Palestinian photojournalist refused UK entry for Fringe show
Immigration officials said they 'were not satisfied' Hamde Abu Rahma was a 'genuine visitor'.
A Palestinian photojournalist who was invited to show his work at the Edinburgh Festival has been denied an entry visa by the UK Government.
Hamde Abu Rahma, 27, a photographer from Bil'in, near Ramallah, had been due to take part in the Welcome to the Fringe: Palestine events at the Forest Fringe on August 23.
But on Thursday afternoon, he revealed on social media that he had been denied a visa by the UK Government.
His work has previously appeared in exhibitions, magazines, websites, and a number of UK national newspapers. He is also the author of the photobook Roots Run Deep - Life in Occupied Palestine, which documents Palestinian struggles in the Occupied Territories.
Speaking on Friday, Mr Abu Rahma said: "After more than three months of organising and planning for my trip to the UK on a speaking tour of England and Scotland to participate in this year's Edinburgh Fringe Festival, my application for a visa has been refused.
"I am deeply disappointed that I cannot travel to the UK this time, but I would like to thank all my friends in the UK for their support and for being willing to host me in their homes.
"I am extremely sad at this rejection and the loss of such a wonderful opportunity to visit the UK.
"The major arts festival invited me to show my photographs which represent the non-violent resistance and my talk about Palestinian life to the British audience. The UK government refused to give me a visa and the reason for refusal was that I didn't show any bank statements or documentation to demonstrate my ability to support myself during my visit.
"Despite sending complete evidence of the sponsorship provided to fund my trip and all contact details of my sponsors proving that all my travel and accommodation costs have been met, they still refuse my application."
Welcome to the Fringe was inspired by a controversy in 2014 over Israeli group Incubator Theatre's production, The City.
Mr Abu Rahma had also planned to visit other cities in the UK to promote his book and work as a social activist.
'Not a genuine visitor'
His rejection letter from the UK Visas and Immigration said: "You have not shown that you're meeting your daily living costs and other financial obligations. I'm not satisfied that you are a genuine visitor.
"I consider that you do not have strong enough economic or social ties to the Occupied Palestinian Territories to satisfy me that you intend to leave the UK."
The photographer said the rejection had taken him completely by surprise, and his sponsors would appeal the decision.
He said: "I have travelled to many countries in Europe, like Germany, Switzerland, Italy and Holland to speak publicly about Palestine.

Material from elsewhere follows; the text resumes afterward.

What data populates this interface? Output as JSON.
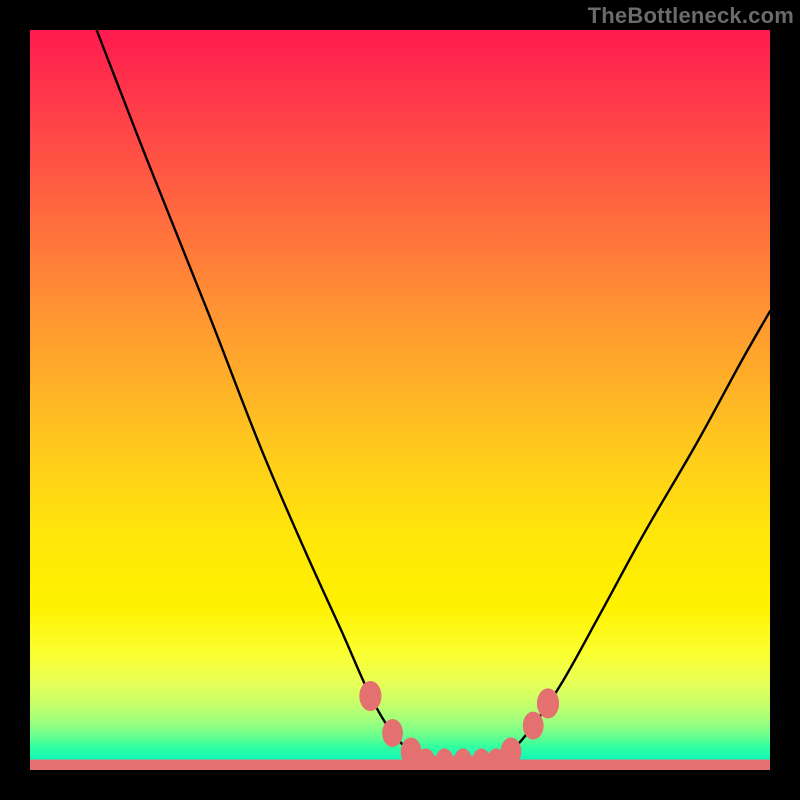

"None of these countries have given me a difficult time entering and the visa applications were all accepted without any issues."
The trip's funding was provided through an online appeal, and Phil Chetwynd of the Network of Photographers for Palestine would have provided accommodation.
Mr Chetwynd confirmed that Hamde's visit to the UK was fully funded and met all requirements for obtaining a visa.
He said: "We're obviously deeply disappointed and really quite outraged at the trivial nature of which his visa has been refused.
"The visa application process for Palestinians is incredibly obscure and very difficult to find your way through. However we've sent all relevant documentations and one just wonders at the implications this man has in terms of the immigration policy today."
Hamde's mother is blind and relies on him for care and support, so it is ridiculous to assert that he will try to stay in the UK.
"There's no doubt that we will get Hamde here for the festival, even if it is next year, he's a prize-winning photographer."